Alright then, onward!

Ken Garing
January 13, 2017
San Francisco, CA

Wednesday, October 28, 2015


I recently drew two issues (#51 and #52) of TMNT for IDW. The first issue is on sale today, so I thought it might be a good excuse to write about my history with the Turtles.

Over the last year, I've been working on the sequel to my 2013 series PLANETOID (Image Comics). I'd made a lot of progress but I was feeling kind of burnt out and bothered by the fact that it had been so long since I'd had any work out on the shelves. Coincidentally, around this time, I got an offer from the always affable Bobby Curnow (IDW) to do some fill in work on TMNT ongoing series.

I'm wary of working on licensed properties (based on past experiences) but TMNT is a special case.
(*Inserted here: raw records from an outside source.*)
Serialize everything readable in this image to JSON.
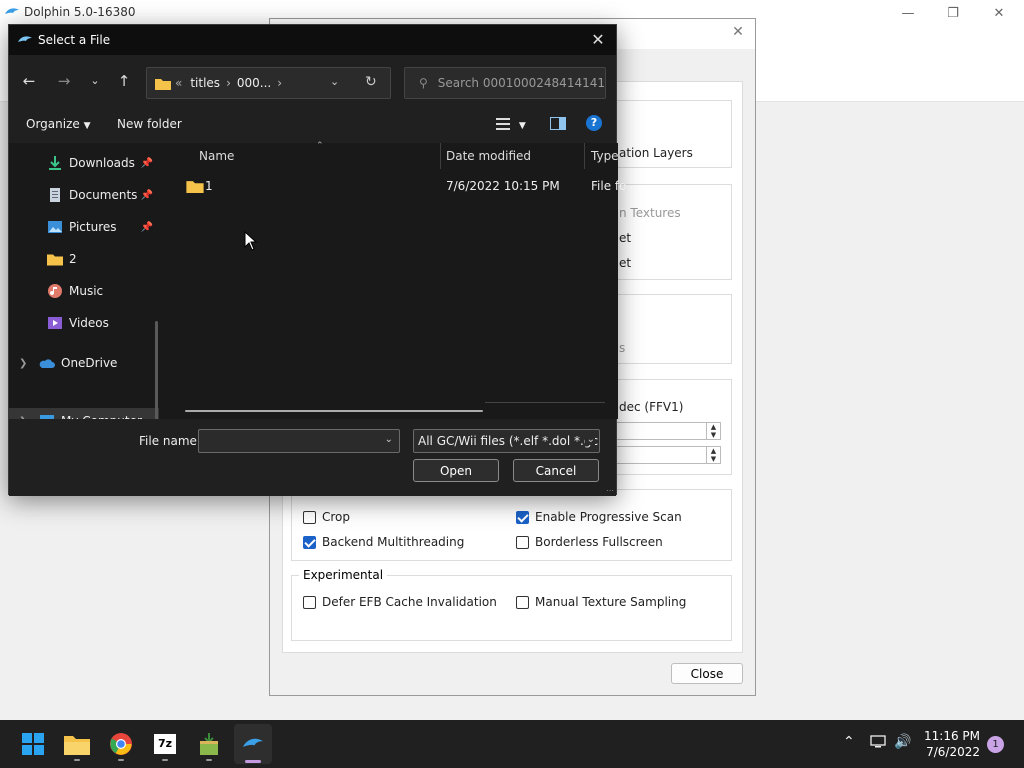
{
  "main_window": {
    "title": "Dolphin 5.0-16380"
  },
  "graphics_dialog": {
    "peek_texts": {
      "validation_layers": "ation Layers",
      "textures": "n Textures",
      "et1": "et",
      "et2": "et",
      "s": "s",
      "codec": "dec (FFV1)"
    },
    "checkboxes": {
      "crop": {
        "label": "Crop",
        "checked": false
      },
      "progressive_scan": {
        "label": "Enable Progressive Scan",
        "checked": true
      },
      "backend_multithreading": {
        "label": "Backend Multithreading",
        "checked": true
      },
      "borderless_fullscreen": {
        "label": "Borderless Fullscreen",
        "checked": false
      },
      "defer_efb": {
        "label": "Defer EFB Cache Invalidation",
        "checked": false
      },
      "manual_texture": {
        "label": "Manual Texture Sampling",
        "checked": false
      }
    },
    "experimental_title": "Experimental",
    "close_label": "Close"
  },
  "file_dialog": {
    "title": "Select a File",
    "address": {
      "overflow": "«",
      "crumb1": "titles",
      "crumb2": "000...",
      "sep": "›"
    },
    "search_placeholder": "Search 0001000248414141",
    "organize_label": "Organize",
    "new_folder_label": "New folder",
    "sidebar": [
      {
        "label": "Downloads",
        "pinned": true
      },
      {
        "label": "Documents",
        "pinned": true
      },
      {
        "label": "Pictures",
        "pinned": true
      },
      {
        "label": "2",
        "pinned": false
      },
      {
        "label": "Music",
        "pinned": false
      },
      {
        "label": "Videos",
        "pinned": false
      },
      {
        "label": "OneDrive",
        "pinned": false
      },
      {
        "label": "My Computer",
        "pinned": false,
        "selected": true
      }
    ],
    "columns": {
      "name": "Name",
      "date_modified": "Date modified",
      "type": "Type"
    },
    "files": [
      {
        "name": "1",
        "date_modified": "7/6/2022 10:15 PM",
        "type": "File fo"
      }
    ],
    "file_name_label": "File name:",
    "file_name_value": "",
    "file_type_value": "All GC/Wii files (*.elf *.dol *.gcm",
    "open_label": "Open",
    "cancel_label": "Cancel"
  },
  "taskbar": {
    "clock_time": "11:16 PM",
    "clock_date": "7/6/2022",
    "notification_count": "1"
  },
  "colors": {
    "accent": "#1a62c8",
    "dialog_bg": "#191919",
    "taskbar_bg": "#202020"
  }
}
The IDW series is a rare thing in comics. The series seems to be doing everything right in terms of how to manage a licensed property. It has reached the milestone of 50+ issues and garnered a loyal readership and the talent involved in the series has remained top notch throughout it's run. But most importantly (to me) the series has the blessing and participation of one of the original creators, the great Kevin Eastman.

As a kid I read a lot of random Marvel titles, but the single comic book publication that made me want to draw comics myself was the color edition of Eastman and Laird's original series published by First Publishing.
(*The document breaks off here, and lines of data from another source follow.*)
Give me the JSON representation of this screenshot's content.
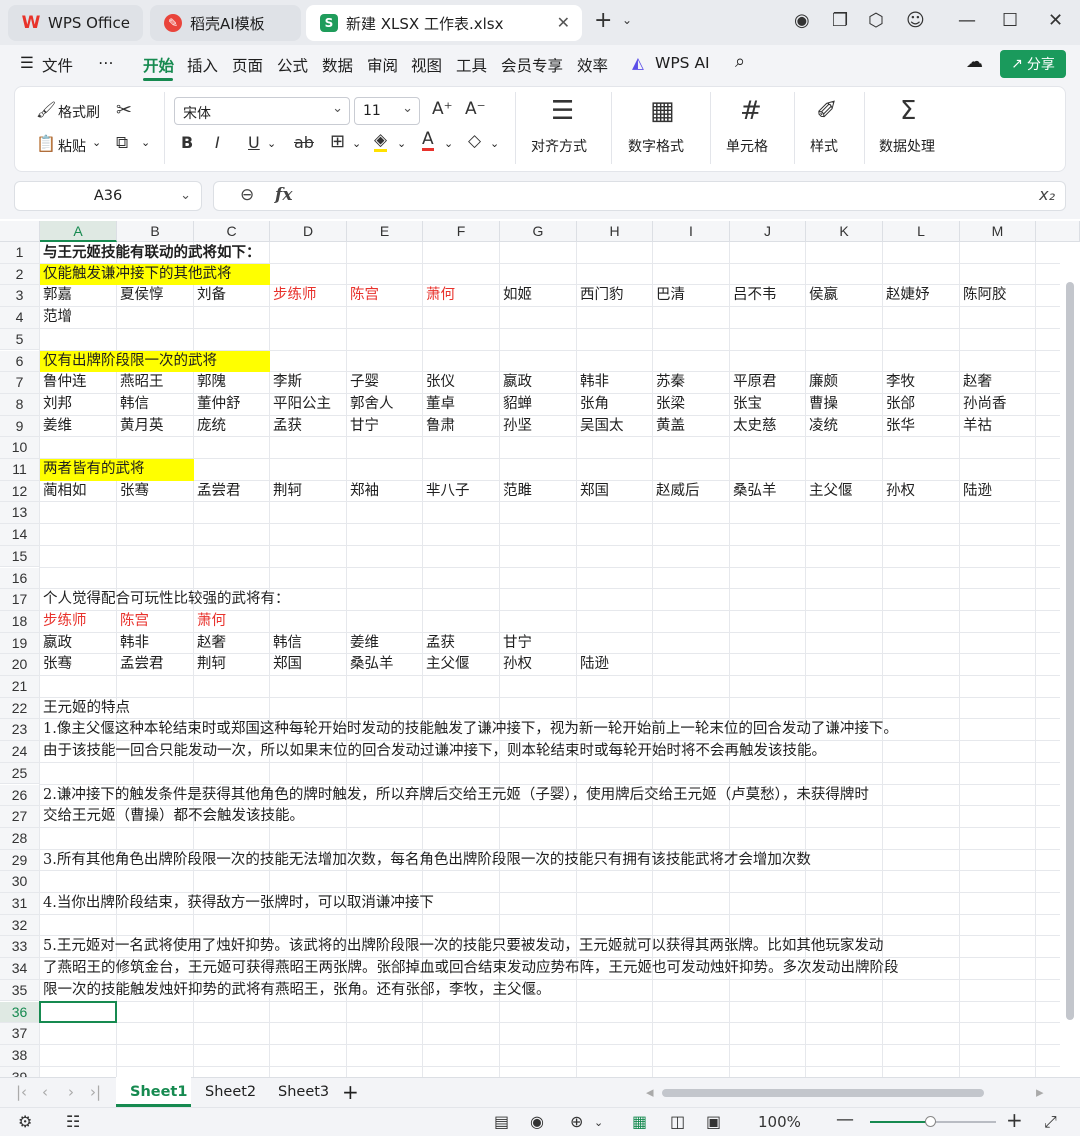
{
  "titlebar": {
    "tabs": [
      {
        "label": "WPS Office",
        "icon": "wps-logo-icon"
      },
      {
        "label": "稻壳AI模板",
        "icon": "docer-icon"
      },
      {
        "label": "新建 XLSX 工作表.xlsx",
        "icon": "spreadsheet-icon",
        "icon_text": "S"
      }
    ],
    "new_tab": "+",
    "window_controls": [
      "minimize",
      "maximize",
      "close"
    ]
  },
  "menubar": {
    "file": "文件",
    "items": [
      "开始",
      "插入",
      "页面",
      "公式",
      "数据",
      "审阅",
      "视图",
      "工具",
      "会员专享",
      "效率"
    ],
    "ai": "WPS AI",
    "share": "分享"
  },
  "ribbon": {
    "format_painter": "格式刷",
    "paste": "粘贴",
    "font_name": "宋体",
    "font_size": "11",
    "align": "对齐方式",
    "number_format": "数字格式",
    "cell": "单元格",
    "style": "样式",
    "data_processing": "数据处理"
  },
  "formula_bar": {
    "cell_ref": "A36",
    "fx": "fx",
    "value": ""
  },
  "columns": [
    "A",
    "B",
    "C",
    "D",
    "E",
    "F",
    "G",
    "H",
    "I",
    "J",
    "K",
    "L",
    "M"
  ],
  "rows": [
    "1",
    "2",
    "3",
    "4",
    "5",
    "6",
    "7",
    "8",
    "9",
    "10",
    "11",
    "12",
    "13",
    "14",
    "15",
    "16",
    "17",
    "18",
    "19",
    "20",
    "21",
    "22",
    "23",
    "24",
    "25",
    "26",
    "27",
    "28",
    "29",
    "30",
    "31",
    "32",
    "33",
    "34",
    "35",
    "36",
    "37",
    "38",
    "39"
  ],
  "cells": {
    "r1": "与王元姬技能有联动的武将如下：",
    "r2": "仅能触发谦冲接下的其他武将",
    "r3": [
      "郭嘉",
      "夏侯惇",
      "刘备",
      "步练师",
      "陈宫",
      "萧何",
      "如姬",
      "西门豹",
      "巴清",
      "吕不韦",
      "侯嬴",
      "赵婕妤",
      "陈阿胶"
    ],
    "r4": [
      "范增"
    ],
    "r6": "仅有出牌阶段限一次的武将",
    "r7": [
      "鲁仲连",
      "燕昭王",
      "郭隗",
      "李斯",
      "子婴",
      "张仪",
      "嬴政",
      "韩非",
      "苏秦",
      "平原君",
      "廉颇",
      "李牧",
      "赵奢"
    ],
    "r8": [
      "刘邦",
      "韩信",
      "董仲舒",
      "平阳公主",
      "郭舍人",
      "董卓",
      "貂蝉",
      "张角",
      "张梁",
      "张宝",
      "曹操",
      "张郃",
      "孙尚香"
    ],
    "r9": [
      "姜维",
      "黄月英",
      "庞统",
      "孟获",
      "甘宁",
      "鲁肃",
      "孙坚",
      "吴国太",
      "黄盖",
      "太史慈",
      "凌统",
      "张华",
      "羊祜"
    ],
    "r11": "两者皆有的武将",
    "r12": [
      "蔺相如",
      "张骞",
      "孟尝君",
      "荆轲",
      "郑袖",
      "芈八子",
      "范雎",
      "郑国",
      "赵威后",
      "桑弘羊",
      "主父偃",
      "孙权",
      "陆逊"
    ],
    "r17": "个人觉得配合可玩性比较强的武将有：",
    "r18": [
      "步练师",
      "陈宫",
      "萧何"
    ],
    "r19": [
      "嬴政",
      "韩非",
      "赵奢",
      "韩信",
      "姜维",
      "孟获",
      "甘宁"
    ],
    "r20": [
      "张骞",
      "孟尝君",
      "荆轲",
      "郑国",
      "桑弘羊",
      "主父偃",
      "孙权",
      "陆逊"
    ],
    "r22": "王元姬的特点",
    "r23": "1.像主父偃这种本轮结束时或郑国这种每轮开始时发动的技能触发了谦冲接下，视为新一轮开始前上一轮末位的回合发动了谦冲接下。",
    "r24": "由于该技能一回合只能发动一次，所以如果末位的回合发动过谦冲接下，则本轮结束时或每轮开始时将不会再触发该技能。",
    "r26": "2.谦冲接下的触发条件是获得其他角色的牌时触发，所以弃牌后交给王元姬（子婴），使用牌后交给王元姬（卢莫愁），未获得牌时",
    "r27": "交给王元姬（曹操）都不会触发该技能。",
    "r29": "3.所有其他角色出牌阶段限一次的技能无法增加次数，每名角色出牌阶段限一次的技能只有拥有该技能武将才会增加次数",
    "r31": "4.当你出牌阶段结束，获得敌方一张牌时，可以取消谦冲接下",
    "r33": "5.王元姬对一名武将使用了烛奸抑势。该武将的出牌阶段限一次的技能只要被发动，王元姬就可以获得其两张牌。比如其他玩家发动",
    "r34": "了燕昭王的修筑金台，王元姬可获得燕昭王两张牌。张郃掉血或回合结束发动应势布阵，王元姬也可发动烛奸抑势。多次发动出牌阶段",
    "r35": "限一次的技能触发烛奸抑势的武将有燕昭王，张角。还有张郃，李牧，主父偃。"
  },
  "red_cells": [
    "r3.3",
    "r3.4",
    "r3.5",
    "r18.0",
    "r18.1",
    "r18.2"
  ],
  "sheets": [
    "Sheet1",
    "Sheet2",
    "Sheet3"
  ],
  "active_sheet": "Sheet1",
  "statusbar": {
    "zoom": "100%"
  },
  "colors": {
    "accent": "#168a50",
    "highlight": "#ffff00",
    "red_text": "#e8322c"
  }
}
At the time, the TMNT craze had just begun, and I was hooked on the cartoon and toy line, but what's special about this particular volume is that it collected the original TMNT comics which were essentially creator-owned, underground comics. Even as a kid I could tell the difference from the Marvel/DC comics. As a result, I began drawing my own characters and stories rather than copying existing characters. 

All the hype aside, Eastman and Laird's original TMNT are simply very good comics. The storytelling is bold and sure-footed as is the art itself. The Turtles themselves are probably the most iconic and well designed post-Kirby superheroes. Even the lettering (by Steve Lavigne) is very good. But above all, I loved the world-building in those original comics. Usually world-building refers to fantasy environments, but Eastman & Laird's grittily detailed New York City stirred my imagination as much as any other world I've experienced in fiction.
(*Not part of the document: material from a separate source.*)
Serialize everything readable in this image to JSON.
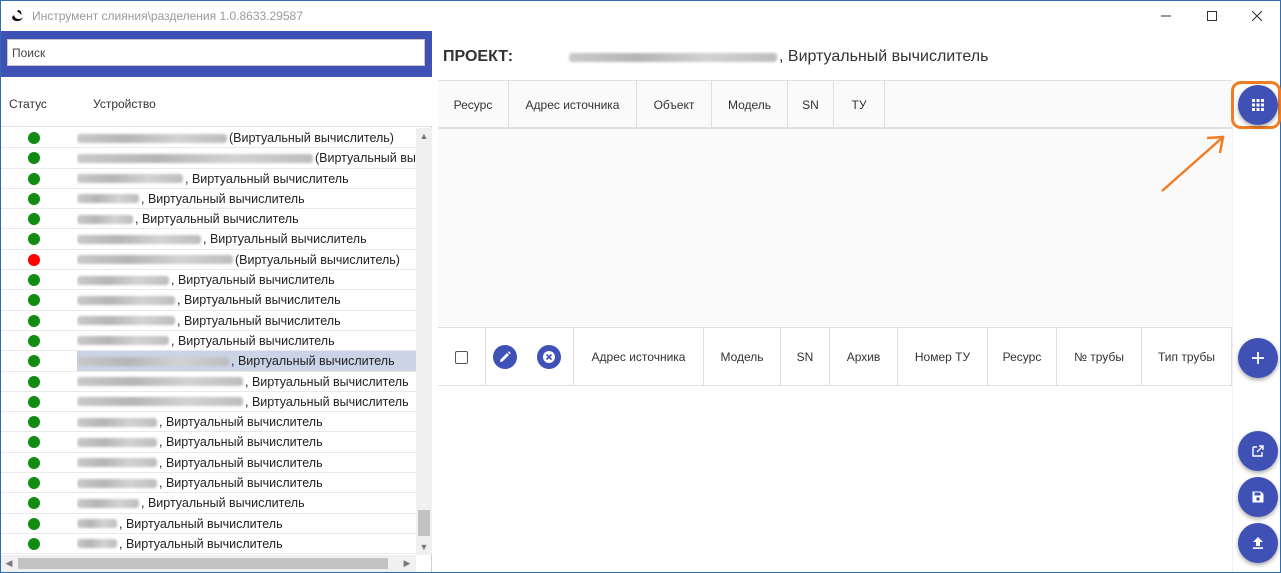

Also, (and this may seem like an odd thing to focus on) the introduction (by Stanely Wiater) in Vol.1 also had an impact on me as a kid because it went into some detail about Eastman and Laird's inspiration. In the introduction, three comic book artists are named in bold; Jack Kirby, Richard Corben, and Frank Miller.

These names stuck out in my mind and from a young age I had my eye out for their work (this is pre-internet, mind you). Eventually, I got my hands on Miller's RONIN, Corben's DEN, Kirby's KAMANDI, etc. Years later, as publisher of HEAVY METAL MAGAZINE, Kevin put out a anthology of Corben short story work, that again, was a revelation to me at the time.

I could go on about all the ways in which TMNT influenced me (Jim Lawson's work on the TMNT ADVENTURES series needs mention) but I'll just say that it's quite literally a childhood dream realized to have worked on the series and say thanks to the IDW crew for letting me onboard. It was fun drawing these two issues. A lot was learned. 

I'm now back at work on PLANETOID and the work is coming easier to me now...  and I hope to have an announcement soon! Till then, be well.

Tuesday, April 29, 2014


I have a story in the new DC Vertigo anthology, VERTIGO QUARTERLY: CYAN.  On sale tomorrow, April 30...

I did some art for a TMNT cover a while back. It will appear on issue #35 (out in June, I think). I don't plan on doing much more work on licensed characters, but the turtles are an exception. Eastman & Laird's original TMNT was (and is) a huge inspiration for me.

...and here's an alternate color version of the cover (which I prefer).

Also, the collected PLANETOID Vol. 1 is now available on Amazon

My primary focus now is the PLANETOID sequel. I also have a growing collection of short story work that I hope to have published sometime soon...!

Friday, April 6, 2012

Science-Fiction Scrapbook

Here's a slideshow of some recent science-fiction related illustrations... enjoy!